Users are now free to build as many venues and objects as they want in Second Life, as long as they stay within the object allocation limit for the land they own, whereas before, they were taxed on each object that remained in the world. "This discourages people from overbuilding," says Ondrejka. "Yet it encourages players to experiment and allows them to grow with the system by starting with something small, like a house, until they build up enough in-game currency or real money to buy more land and attempt something larger." Recently, users were given the ability to purchase virtual private islands, which allows them to alter the terrain and even determine who can visit the area.
The skills people bring to the game are not artificial, like they are in other MMORPGs, but are based on real abilities to create models and script behaviors, including those for a spaceship (left) that abducts "victims," trained pets (middle), and fast c

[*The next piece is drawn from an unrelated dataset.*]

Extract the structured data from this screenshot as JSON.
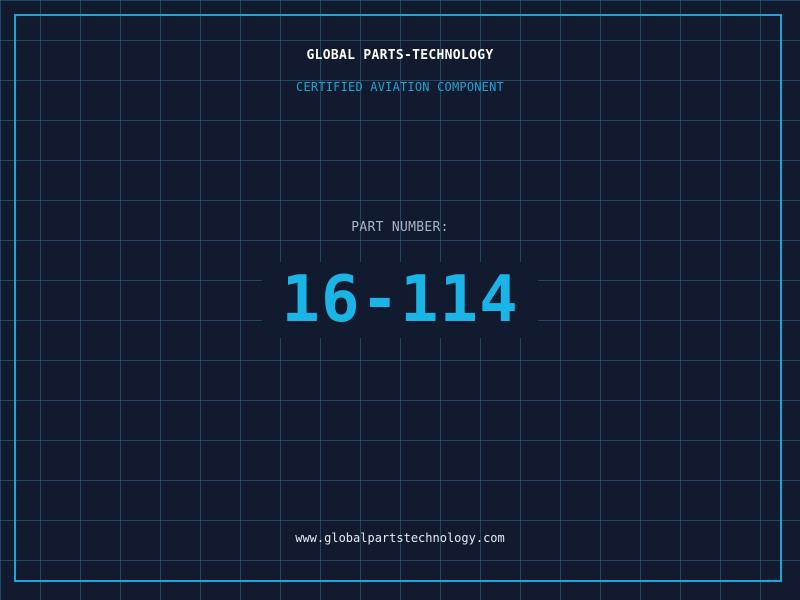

All residents earn weekly grants of in-world currency. In addition, they can earn bonuses, depending on several factors such as their rating on a leader board. So if others rate them positively because of their likability or the look of their avatar or home, then those players earn more in-world dollars—a system that encourages positive behavior. Residents also can earn virtual incomes by setting up shop and selling various wares. One person created a pet store where residents can purchase dogs and even buy "training" (scripted behavior) for them. Another built a nightclub and added a bouncer to take virtual dollars from people wanting to enter.

"Unfortunately, we never know what objects will be in the game at any given time," says Ondrejka. "An amazing building can disappear overnight. As a result, the world is constantly changing."

Indeed, content creation is a large part of the game, but some players forego that option and instead just walk around the virtual space and chat with other inhabitants or attend events, including scripting classes, quiz shows, sporting events, theatrical productions, and more.

"Because it is so different from the typical MMORPG," Harper notes, "some of our players won't even call it a game."

Karen Moltenbrey is a senior technical editor at Computer Graphics World.